NASA’s Mars Science Laboratory (MSL) mission made a safe and spectacular departure from Earth on Saturday, November 26 from Kennedy Space Center in Florida. Both the Atlas 541 booster and the Centaur upper stage performed flawlessly, injecting the MSL rover, named Curiosity, into a stable trajectory toward Mars.
The Center for Meteorite Studies plays a significant role in the MSL mission; Director Mini Wadhwa is a Co-Investigator on the Sample Collection at Mars (SAM) experiment, and Assistant Director Michelle Minitti is a Co-Investigator on the imaging team. SAM consists of three instruments aimed at measuring the molecular and isotopic composition of rock and atmospheric samples and the distribution of any organics SAM might find. The imaging capability of Curiosity is primarily divided among four cameras designed by former ASU professor Michael Malin and ASU alumnus Ken Edgett. Mastcam consists of two cameras of different focal lengths that serve as Curiosity’s eyes on top of her mast. The Mars Hand Lens Imager (MAHLI) is a color, focusable camera that sits at the end of Curiosity’s arm and is capable of imaging everything from sand grains to the distant horizon. The Mars Descent Imager (MARDI) will capture a dramatic sequence of images as Curiosity descends through the Martian atmosphere to her home in Gale Crater.

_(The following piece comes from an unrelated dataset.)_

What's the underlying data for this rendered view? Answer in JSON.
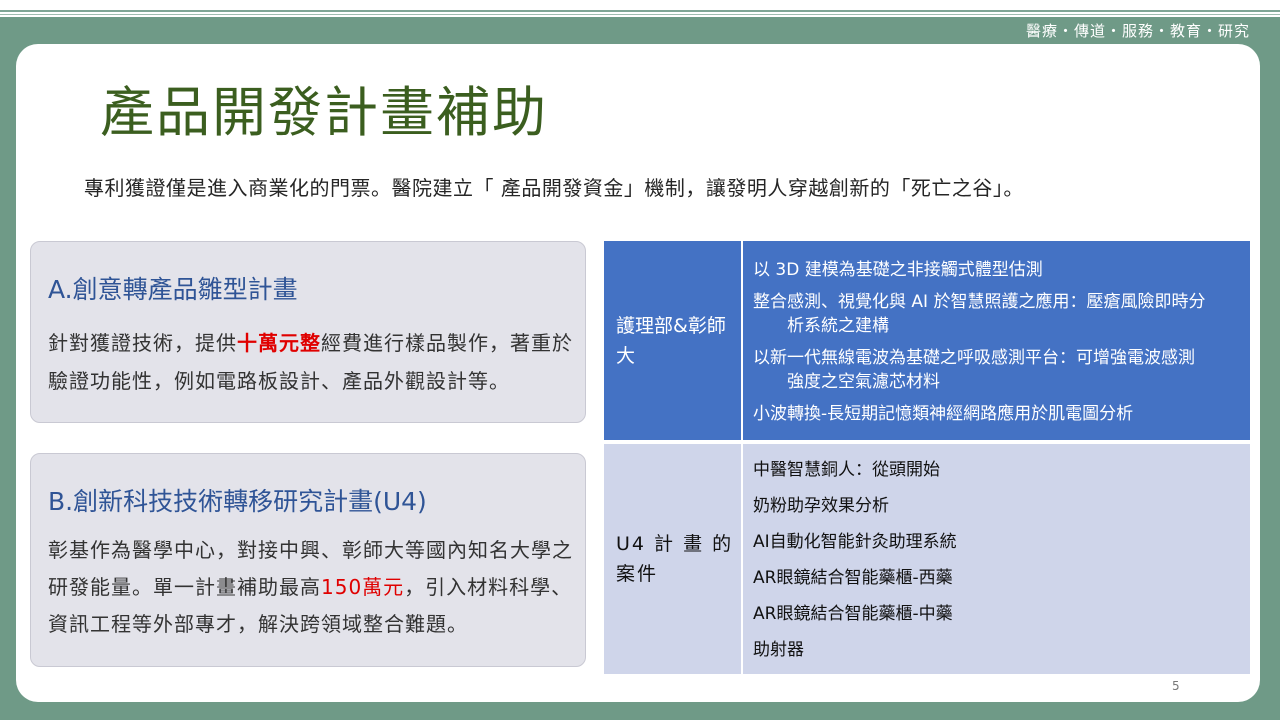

ASU School of Earth and Space Exploration Faculty members also play important roles on the MSL mission: Jack Farmer is a Co-Investigator on the CheMin instrument, which will provide the first direct measurements of mineralogy on Mars. Jim Bell is a Co-Investigator on the imaging team, and Alberto Behar is the investigation scientist for the Russian-contributed Dynamic Albedo of Neutrons (DAN) experiment which will detect subsurface hydrogen.
Curiosity is scheduled to touch down in Gale Crater on August 5 at 10:17 PM PDT. You can keep abreast of Curiosity’s status and read more about the mission here!